Prompt >> Write out each line of the records that has "maximum" in it.

Given records >>
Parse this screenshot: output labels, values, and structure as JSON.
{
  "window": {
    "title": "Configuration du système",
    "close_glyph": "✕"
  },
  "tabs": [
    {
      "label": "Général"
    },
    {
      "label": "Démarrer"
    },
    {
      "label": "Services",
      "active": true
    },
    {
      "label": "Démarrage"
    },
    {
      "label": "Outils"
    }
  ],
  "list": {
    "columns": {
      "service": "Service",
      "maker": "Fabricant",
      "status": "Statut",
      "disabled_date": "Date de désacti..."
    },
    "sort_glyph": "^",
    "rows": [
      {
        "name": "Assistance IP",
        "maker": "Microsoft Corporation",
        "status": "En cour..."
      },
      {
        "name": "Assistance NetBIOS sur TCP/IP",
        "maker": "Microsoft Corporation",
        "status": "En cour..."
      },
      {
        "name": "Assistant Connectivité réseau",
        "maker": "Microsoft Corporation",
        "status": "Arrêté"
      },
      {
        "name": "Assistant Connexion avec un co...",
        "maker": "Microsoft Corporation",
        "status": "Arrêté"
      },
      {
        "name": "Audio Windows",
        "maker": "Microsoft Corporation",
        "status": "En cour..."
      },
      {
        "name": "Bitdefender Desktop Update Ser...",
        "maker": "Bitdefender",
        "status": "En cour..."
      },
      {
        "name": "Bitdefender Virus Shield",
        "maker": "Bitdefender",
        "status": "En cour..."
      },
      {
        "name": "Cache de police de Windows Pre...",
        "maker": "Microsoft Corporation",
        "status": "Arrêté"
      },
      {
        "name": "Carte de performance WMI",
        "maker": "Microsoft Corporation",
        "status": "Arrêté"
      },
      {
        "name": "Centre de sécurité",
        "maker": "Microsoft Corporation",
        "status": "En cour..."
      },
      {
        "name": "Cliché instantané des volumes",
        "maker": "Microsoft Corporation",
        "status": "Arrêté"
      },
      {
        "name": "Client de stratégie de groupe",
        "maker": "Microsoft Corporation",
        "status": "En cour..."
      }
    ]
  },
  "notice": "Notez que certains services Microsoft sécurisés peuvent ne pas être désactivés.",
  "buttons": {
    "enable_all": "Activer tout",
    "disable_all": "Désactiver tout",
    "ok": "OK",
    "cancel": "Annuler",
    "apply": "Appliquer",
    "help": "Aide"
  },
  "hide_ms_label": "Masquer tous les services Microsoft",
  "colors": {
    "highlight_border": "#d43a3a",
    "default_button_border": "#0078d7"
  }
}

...

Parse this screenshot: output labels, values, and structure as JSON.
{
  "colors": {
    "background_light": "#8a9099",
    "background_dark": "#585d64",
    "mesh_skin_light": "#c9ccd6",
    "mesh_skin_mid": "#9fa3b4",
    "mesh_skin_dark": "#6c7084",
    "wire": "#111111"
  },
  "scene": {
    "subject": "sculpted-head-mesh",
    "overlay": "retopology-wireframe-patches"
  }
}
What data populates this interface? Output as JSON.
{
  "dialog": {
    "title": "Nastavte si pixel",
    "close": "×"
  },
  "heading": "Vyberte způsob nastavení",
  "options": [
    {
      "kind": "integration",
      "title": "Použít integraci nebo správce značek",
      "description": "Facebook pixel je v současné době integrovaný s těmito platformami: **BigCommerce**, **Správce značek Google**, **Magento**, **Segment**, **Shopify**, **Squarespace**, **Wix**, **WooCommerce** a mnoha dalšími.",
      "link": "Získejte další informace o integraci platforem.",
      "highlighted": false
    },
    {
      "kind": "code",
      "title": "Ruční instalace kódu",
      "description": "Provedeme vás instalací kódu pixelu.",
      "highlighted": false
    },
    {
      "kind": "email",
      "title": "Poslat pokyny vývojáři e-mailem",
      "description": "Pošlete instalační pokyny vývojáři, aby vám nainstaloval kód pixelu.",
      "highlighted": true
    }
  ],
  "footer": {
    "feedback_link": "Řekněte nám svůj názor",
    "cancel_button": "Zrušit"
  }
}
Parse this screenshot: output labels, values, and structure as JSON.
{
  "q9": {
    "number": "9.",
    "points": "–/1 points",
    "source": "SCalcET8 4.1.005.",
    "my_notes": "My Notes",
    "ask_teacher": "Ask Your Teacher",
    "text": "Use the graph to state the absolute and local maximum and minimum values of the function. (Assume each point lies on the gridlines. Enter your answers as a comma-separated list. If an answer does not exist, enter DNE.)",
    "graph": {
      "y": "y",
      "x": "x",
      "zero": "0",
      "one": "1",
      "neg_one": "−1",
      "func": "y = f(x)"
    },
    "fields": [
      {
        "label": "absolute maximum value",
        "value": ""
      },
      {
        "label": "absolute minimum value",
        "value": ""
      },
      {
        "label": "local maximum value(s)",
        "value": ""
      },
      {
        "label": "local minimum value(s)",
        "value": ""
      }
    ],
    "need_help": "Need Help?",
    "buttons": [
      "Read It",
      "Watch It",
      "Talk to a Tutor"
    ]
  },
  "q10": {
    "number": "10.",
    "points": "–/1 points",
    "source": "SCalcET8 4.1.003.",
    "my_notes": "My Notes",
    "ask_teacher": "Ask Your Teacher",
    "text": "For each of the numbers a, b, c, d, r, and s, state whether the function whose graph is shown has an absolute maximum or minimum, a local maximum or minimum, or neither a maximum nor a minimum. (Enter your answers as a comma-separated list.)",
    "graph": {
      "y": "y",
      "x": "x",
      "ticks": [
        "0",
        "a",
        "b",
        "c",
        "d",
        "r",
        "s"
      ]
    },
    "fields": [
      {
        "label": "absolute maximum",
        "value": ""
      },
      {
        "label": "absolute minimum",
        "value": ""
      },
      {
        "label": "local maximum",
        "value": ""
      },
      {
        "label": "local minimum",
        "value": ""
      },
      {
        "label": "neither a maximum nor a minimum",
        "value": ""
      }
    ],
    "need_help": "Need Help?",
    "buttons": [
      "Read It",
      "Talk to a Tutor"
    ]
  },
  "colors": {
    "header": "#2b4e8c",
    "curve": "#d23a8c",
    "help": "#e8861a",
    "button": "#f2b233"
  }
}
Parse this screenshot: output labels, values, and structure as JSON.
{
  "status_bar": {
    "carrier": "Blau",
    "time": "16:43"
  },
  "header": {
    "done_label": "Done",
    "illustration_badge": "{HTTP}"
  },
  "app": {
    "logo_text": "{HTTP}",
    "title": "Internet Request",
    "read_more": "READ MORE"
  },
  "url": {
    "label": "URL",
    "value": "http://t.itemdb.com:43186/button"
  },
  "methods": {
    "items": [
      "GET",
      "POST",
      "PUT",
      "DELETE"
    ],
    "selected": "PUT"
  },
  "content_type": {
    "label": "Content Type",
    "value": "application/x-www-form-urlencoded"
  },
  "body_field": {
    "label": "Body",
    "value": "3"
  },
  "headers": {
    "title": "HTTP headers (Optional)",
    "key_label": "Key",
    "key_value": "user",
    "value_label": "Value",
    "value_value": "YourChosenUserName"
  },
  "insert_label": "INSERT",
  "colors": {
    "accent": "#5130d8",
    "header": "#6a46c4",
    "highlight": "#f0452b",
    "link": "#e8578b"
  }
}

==

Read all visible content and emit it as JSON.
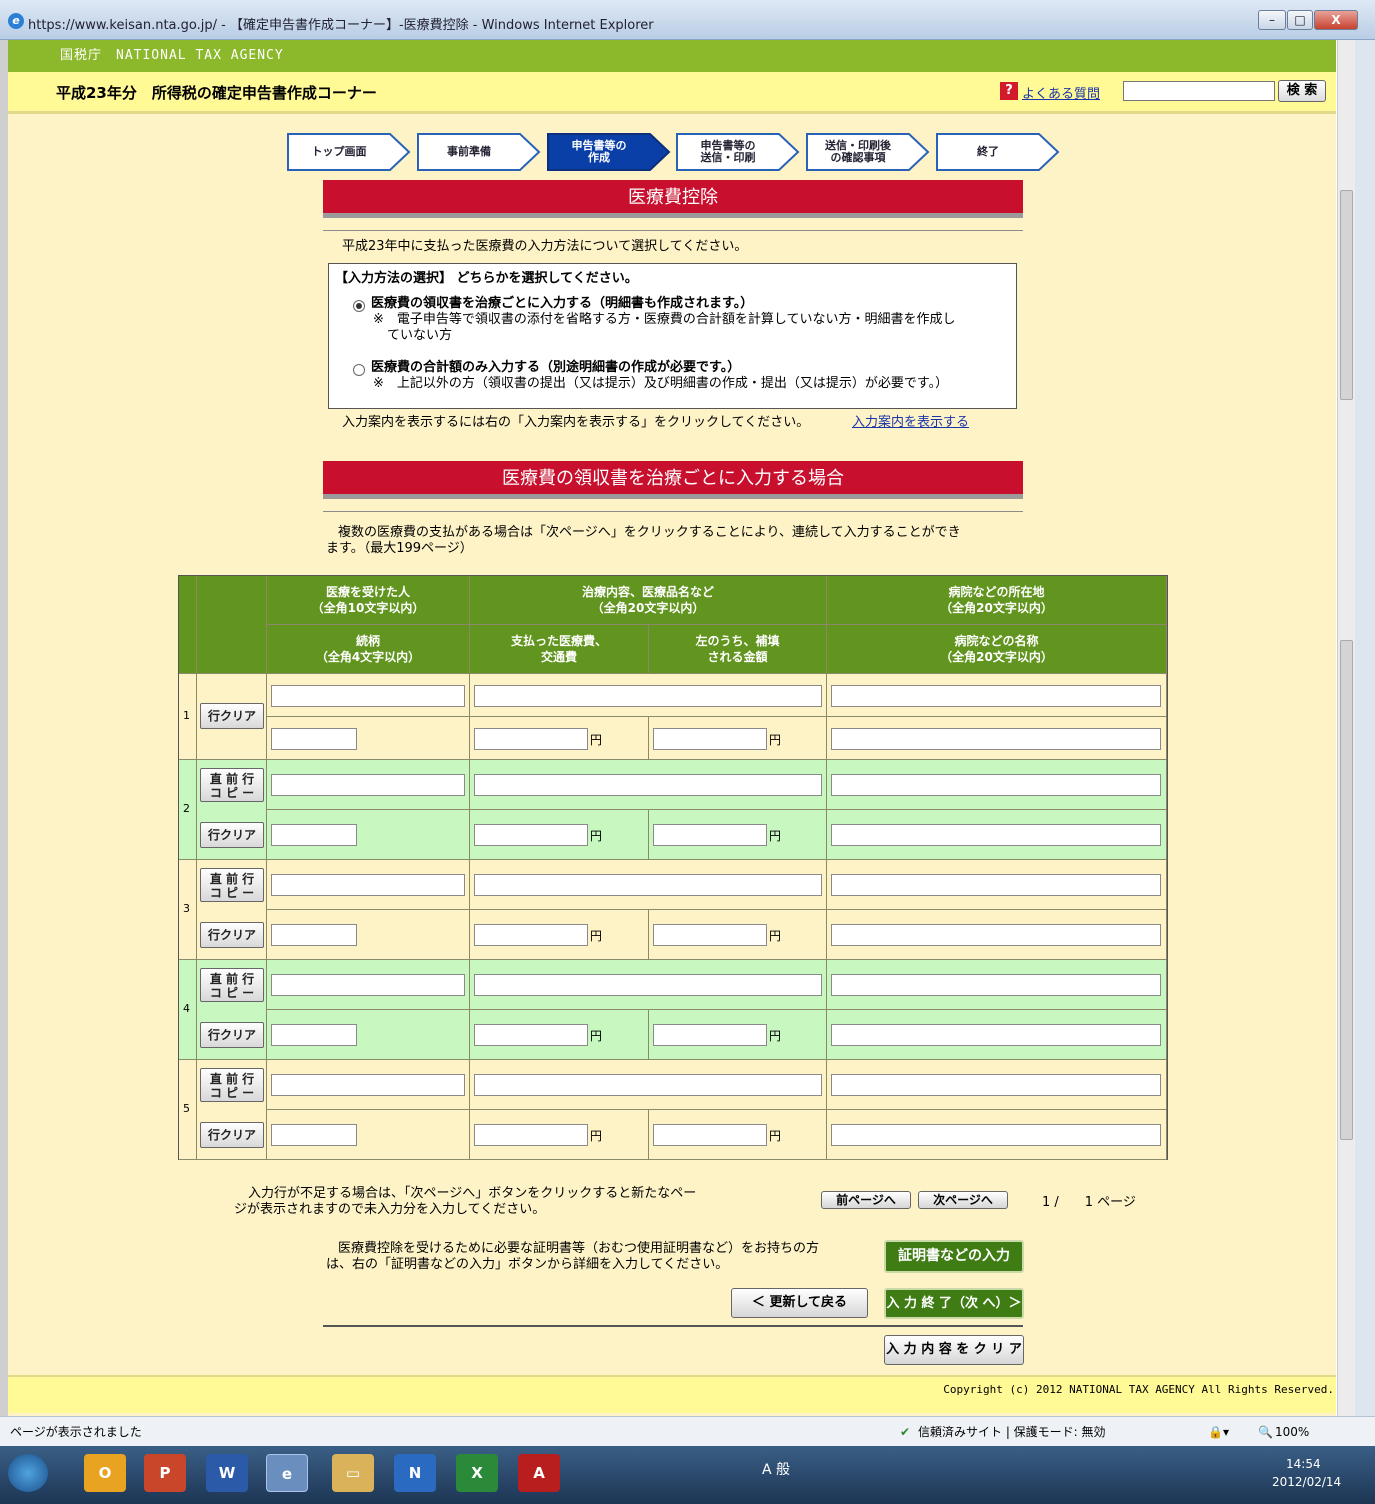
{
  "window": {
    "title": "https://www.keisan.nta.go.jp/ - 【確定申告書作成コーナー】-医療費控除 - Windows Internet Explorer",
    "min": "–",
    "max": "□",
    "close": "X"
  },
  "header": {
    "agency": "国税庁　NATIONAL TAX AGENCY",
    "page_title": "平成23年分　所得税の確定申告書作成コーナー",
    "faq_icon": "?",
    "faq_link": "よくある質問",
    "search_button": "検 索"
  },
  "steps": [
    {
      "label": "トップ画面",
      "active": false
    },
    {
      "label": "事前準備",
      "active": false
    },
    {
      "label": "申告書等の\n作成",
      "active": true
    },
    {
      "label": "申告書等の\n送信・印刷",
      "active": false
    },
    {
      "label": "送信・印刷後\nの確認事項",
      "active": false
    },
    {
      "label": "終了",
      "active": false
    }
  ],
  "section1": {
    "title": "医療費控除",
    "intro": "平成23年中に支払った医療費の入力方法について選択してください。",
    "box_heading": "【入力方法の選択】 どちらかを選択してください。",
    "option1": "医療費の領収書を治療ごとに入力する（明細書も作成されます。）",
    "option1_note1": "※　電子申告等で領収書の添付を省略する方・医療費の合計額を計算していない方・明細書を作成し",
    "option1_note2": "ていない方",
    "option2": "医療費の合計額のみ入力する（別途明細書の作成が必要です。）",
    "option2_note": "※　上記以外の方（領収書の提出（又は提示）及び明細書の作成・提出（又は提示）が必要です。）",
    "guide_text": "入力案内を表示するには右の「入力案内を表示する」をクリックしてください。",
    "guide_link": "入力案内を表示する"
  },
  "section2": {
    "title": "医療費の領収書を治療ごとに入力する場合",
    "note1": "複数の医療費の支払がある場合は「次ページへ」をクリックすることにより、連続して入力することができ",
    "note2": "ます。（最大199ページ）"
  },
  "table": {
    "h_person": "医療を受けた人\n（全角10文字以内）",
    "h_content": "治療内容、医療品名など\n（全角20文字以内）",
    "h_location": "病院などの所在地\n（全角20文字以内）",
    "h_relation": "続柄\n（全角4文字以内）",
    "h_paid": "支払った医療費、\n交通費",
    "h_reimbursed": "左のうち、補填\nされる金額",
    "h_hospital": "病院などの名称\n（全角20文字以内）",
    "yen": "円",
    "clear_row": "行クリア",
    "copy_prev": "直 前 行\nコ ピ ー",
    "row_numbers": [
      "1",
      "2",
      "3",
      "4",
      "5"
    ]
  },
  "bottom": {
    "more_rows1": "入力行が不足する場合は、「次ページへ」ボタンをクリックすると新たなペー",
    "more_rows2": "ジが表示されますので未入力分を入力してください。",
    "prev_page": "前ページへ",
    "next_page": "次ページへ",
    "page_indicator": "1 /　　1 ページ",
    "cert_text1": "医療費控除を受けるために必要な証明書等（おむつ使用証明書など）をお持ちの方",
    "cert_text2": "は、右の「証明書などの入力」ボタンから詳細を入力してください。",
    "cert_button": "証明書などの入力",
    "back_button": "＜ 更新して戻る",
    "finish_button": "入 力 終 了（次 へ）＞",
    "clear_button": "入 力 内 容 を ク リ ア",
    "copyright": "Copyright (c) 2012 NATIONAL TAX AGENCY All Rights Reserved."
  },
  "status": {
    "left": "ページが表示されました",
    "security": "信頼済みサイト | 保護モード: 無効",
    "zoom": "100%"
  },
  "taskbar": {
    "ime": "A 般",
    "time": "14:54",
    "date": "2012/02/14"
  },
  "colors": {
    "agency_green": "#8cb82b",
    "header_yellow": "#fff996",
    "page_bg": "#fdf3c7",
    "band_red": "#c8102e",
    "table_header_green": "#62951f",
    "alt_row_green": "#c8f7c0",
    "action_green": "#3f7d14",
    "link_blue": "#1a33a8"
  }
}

Answer section >>
    "text": "Use the graph to state the absolute and local maximum and minimum values of the function. (Assume each point lies on the gridlines. Enter your answers as a comma-separated list. If an answer does not exist, enter DNE.)",
        "label": "absolute maximum value",
        "label": "local maximum value(s)",
    "text": "For each of the numbers a, b, c, d, r, and s, state whether the function whose graph is shown has an absolute maximum or minimum, a local maximum or minimum, or neither a maximum nor a minimum. (Enter your answers as a comma-separated list.)",
        "label": "absolute maximum",
        "label": "local maximum",
        "label": "neither a maximum nor a minimum",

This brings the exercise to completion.